THE ENEMY is globalism, the bastard ideological form of globalization, which is in the end no more than the growth of communications. Globalism paradoxically demands that we make certain ideological choices, like the abolition of the nation-state, because they are "inevitable." It also has in the long run a curious way of sawing off the very branch on which it sits. Let’s look at an example.
One of the driving forces behind globalization has been the desire of international capital for free trade so that it can play national governments and workforces off against each other to hold down taxation, regulation, and wages. This isn't just Michael Moore-style conspiracy theory: business magazines brag all the time about how it is true. Given that big business is organized internationally and governments and labor unions are, with limited exceptions, national phenomena, this scheme has worked pretty well for years. But capital has a rude awakening coming if present trends are allowed to reach their logical conclusions. If the world government that Clinton Undersecretary of State Strobe Talbott approvingly predicted eventually arrives, this convenient asymmetry between international capital and its national adversaries will be over. There will be a world government imposing regulation, and worldwide unions opposing business owners. And neither will have to fear some conglomerate shipping the plant off to Mexico or South Korea if it doesn't get its way, because Mexico and South Korea and Manhattan and South Dakota will be the same country. Much has been said since the 1980s about the competition for scarce capital and economic growth between nations which must compete to offer them a welcoming home in an arena which does not play sentimental favorites. The disciplining effect of this competition on the follies of governments and unions has been celebrated, for the most part wisely. So it is a great puzzle why the same people who celebrate this phenomenon, the big-business globalists, are conspiring in its demise. Take away the discipline of competition between nations, and the kind of world government we may expect is the kind of regulatory, socialized, and statist regime we have spent a century fighting against. It may not go to the extreme, but it will be inexorably pushed in this direction. Of course, Karl Marx knew perfectly well that socialism in the long run required world government, which is why he defended politically-incorrect things like the British colonization of India because they helped drawn the world together.
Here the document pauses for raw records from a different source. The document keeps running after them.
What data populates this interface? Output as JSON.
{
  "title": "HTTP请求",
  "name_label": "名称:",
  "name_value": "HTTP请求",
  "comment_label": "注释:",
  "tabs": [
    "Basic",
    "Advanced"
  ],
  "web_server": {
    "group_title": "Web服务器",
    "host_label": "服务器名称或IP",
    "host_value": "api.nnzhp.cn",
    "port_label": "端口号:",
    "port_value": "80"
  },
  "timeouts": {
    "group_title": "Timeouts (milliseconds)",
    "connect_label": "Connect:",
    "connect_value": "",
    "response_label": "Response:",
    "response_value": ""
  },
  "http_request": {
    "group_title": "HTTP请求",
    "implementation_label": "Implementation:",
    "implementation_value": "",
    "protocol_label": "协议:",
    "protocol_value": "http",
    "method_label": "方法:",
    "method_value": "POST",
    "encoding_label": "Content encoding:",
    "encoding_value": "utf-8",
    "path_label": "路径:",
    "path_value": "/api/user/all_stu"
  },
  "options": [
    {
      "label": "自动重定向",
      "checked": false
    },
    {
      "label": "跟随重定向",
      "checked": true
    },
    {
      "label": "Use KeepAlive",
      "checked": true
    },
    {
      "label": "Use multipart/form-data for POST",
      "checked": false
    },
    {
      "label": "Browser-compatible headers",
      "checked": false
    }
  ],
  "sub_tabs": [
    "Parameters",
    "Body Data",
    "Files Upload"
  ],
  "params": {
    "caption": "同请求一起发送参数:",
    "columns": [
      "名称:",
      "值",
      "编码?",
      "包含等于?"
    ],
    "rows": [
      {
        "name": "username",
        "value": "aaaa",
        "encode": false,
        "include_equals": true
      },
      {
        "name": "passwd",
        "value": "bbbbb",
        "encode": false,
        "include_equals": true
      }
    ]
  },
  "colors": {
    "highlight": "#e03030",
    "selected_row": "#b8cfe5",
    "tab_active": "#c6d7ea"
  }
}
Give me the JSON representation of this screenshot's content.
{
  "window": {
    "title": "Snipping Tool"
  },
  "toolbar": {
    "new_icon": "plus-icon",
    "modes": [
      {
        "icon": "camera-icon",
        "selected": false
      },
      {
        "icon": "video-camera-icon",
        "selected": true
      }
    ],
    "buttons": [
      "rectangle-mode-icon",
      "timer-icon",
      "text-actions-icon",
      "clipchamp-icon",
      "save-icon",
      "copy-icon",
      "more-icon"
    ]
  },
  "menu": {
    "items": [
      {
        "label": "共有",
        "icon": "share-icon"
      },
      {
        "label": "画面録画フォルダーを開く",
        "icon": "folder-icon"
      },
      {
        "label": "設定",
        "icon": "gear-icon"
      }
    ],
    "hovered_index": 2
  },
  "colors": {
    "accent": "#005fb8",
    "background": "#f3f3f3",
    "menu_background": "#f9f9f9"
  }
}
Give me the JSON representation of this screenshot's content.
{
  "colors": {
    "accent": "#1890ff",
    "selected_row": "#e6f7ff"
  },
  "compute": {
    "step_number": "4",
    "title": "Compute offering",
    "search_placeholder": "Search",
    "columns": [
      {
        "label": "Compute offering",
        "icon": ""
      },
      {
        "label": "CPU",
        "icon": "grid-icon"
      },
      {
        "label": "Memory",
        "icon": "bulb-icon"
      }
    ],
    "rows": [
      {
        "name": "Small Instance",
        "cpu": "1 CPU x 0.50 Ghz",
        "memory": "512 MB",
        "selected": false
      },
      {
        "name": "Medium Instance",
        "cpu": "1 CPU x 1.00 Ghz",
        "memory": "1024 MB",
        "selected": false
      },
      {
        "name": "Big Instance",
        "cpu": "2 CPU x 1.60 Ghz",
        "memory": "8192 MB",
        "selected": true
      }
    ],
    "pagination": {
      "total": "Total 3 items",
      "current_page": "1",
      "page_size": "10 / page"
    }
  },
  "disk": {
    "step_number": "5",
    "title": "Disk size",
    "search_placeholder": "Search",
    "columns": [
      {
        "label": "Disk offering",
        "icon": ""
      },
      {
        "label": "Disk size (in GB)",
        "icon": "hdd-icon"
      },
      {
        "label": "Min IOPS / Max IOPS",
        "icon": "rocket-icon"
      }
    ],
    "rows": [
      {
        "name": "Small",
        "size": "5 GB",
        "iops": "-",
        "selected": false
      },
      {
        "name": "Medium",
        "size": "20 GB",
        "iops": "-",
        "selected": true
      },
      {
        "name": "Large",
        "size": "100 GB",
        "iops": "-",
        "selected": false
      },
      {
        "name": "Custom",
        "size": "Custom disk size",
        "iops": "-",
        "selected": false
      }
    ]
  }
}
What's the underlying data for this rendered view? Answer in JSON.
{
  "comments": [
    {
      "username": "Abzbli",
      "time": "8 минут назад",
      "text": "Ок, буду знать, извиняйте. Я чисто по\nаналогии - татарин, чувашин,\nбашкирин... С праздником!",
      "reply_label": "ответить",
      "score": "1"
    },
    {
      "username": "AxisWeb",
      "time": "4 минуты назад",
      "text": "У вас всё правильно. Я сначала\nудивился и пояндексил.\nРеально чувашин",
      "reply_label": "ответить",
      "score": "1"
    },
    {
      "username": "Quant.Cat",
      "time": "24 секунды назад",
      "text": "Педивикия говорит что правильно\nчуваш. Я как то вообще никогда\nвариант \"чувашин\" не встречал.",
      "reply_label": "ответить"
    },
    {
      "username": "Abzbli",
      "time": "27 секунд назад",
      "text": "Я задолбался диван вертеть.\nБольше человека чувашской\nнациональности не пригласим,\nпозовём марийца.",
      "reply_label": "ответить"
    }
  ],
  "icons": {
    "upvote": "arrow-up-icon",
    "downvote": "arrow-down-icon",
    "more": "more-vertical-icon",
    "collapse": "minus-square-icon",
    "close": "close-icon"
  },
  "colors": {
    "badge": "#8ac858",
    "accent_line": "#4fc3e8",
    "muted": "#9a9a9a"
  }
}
There is also the little matter of world poverty. The current global order is based on governments elected in the affluent nations of the world, where relatively bourgeois populations support free-market economic policies. If world government comes into being any time soon, it will discover that most people in the world are poor, and destined to remain so for a long time at current rates of economic growth. They, like most poor people in the real world (as opposed to neoconservative la-la-land) will vote for redistributive policies, not laissez-faire global capitalism. Economics is only the tip of the iceberg when it comes to the ways in which the fragmentation of the world into national polities has frustrated political wrong-doing. Every world-aspiring tyranny since 1776 has foundered on the resistance to it by other regimes. What will happen the next time a French, or Bolshevik, or Nazi revolution seizes control of state power and there is no England or America, or even a Switzerland, to flee to rally opposition? World government will make the temptation of absolute power irresistible. On a less bloody level, every dumb policy idea in the last 100 years has eventually been embarrassed into demise by comparison with nations that chose other paths. This has been true in economics, in politics, and in social policy. A world government would have no intellectual benchmark to judge its performance by. The prospect of a world government is bad enough, but the prospect of a world tyranny is so bad that it deserves attention by more than gun-loving backwoods militiamen. The very concept is founded upon the arrogance of presuming we will never again make any political mistakes. Naturally, once we have a world government, people will want to warm over a lot of exploded ideas from the past on the assumption that "it’s different now, and this time it will work." We can expect an era of grim political deja-vu. Americans are familiar with the federalist principle of the liberating effect of the fragmentation of power. It is time to grasp, and to enthrone as a fundamental conservative doctrine, that this principle operates internationally. It is pathetic that while moves towards world government are vigorously condemned, so little is published setting forward the basic reasons why world government is undesirable. History shows that societies frequently make major political decisions without grasping the consequences of what they are doing. Before things actually happen, thinking about them is a speculative pipe dream and therefore intellectually disreputable among realists. But this thinking has got to be done, and before irreversible decisions are made. As we did many times in the course of the 20th century, we are destroying a natural order that worked so well that we forgot how much we owed to it. A worldwide decline in the relative bargaining power of capital is the just the start of it, but it may be just the thing that wakes these people up. Robert Locke resides in New York City. Others of his articles may be found on vdare.com and robertlocke.com.